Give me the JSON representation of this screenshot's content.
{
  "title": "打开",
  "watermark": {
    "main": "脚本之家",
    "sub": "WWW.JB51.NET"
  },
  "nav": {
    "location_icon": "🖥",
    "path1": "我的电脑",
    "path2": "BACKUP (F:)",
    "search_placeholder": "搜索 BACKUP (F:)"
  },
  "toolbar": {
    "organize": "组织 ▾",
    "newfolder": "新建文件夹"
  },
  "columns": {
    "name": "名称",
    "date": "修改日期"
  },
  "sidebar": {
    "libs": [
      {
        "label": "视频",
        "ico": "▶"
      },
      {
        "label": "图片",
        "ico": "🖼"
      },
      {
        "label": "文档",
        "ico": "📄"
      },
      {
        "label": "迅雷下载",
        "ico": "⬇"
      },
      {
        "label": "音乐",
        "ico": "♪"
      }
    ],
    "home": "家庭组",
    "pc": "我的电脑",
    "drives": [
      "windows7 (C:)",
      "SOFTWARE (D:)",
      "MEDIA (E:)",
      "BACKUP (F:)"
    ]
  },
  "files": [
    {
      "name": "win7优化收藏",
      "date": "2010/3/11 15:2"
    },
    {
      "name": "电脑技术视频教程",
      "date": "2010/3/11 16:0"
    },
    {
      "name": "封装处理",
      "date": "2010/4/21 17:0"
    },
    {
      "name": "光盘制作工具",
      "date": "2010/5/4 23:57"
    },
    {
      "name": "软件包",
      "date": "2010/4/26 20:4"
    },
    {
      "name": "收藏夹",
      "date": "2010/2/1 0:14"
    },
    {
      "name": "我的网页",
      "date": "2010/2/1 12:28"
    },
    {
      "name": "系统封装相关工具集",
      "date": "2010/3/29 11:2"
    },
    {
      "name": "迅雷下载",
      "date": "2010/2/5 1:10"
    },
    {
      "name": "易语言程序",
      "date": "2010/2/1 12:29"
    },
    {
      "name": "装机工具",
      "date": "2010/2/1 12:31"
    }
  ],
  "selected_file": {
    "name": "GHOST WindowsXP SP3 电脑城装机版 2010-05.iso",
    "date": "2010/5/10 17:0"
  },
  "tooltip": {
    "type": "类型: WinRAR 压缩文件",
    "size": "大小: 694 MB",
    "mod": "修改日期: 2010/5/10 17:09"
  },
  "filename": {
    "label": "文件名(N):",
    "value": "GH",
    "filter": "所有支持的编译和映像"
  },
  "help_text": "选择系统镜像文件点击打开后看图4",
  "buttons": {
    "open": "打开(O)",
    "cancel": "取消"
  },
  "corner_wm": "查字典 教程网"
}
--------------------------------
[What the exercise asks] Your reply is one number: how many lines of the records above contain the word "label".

[Completed exercise] 6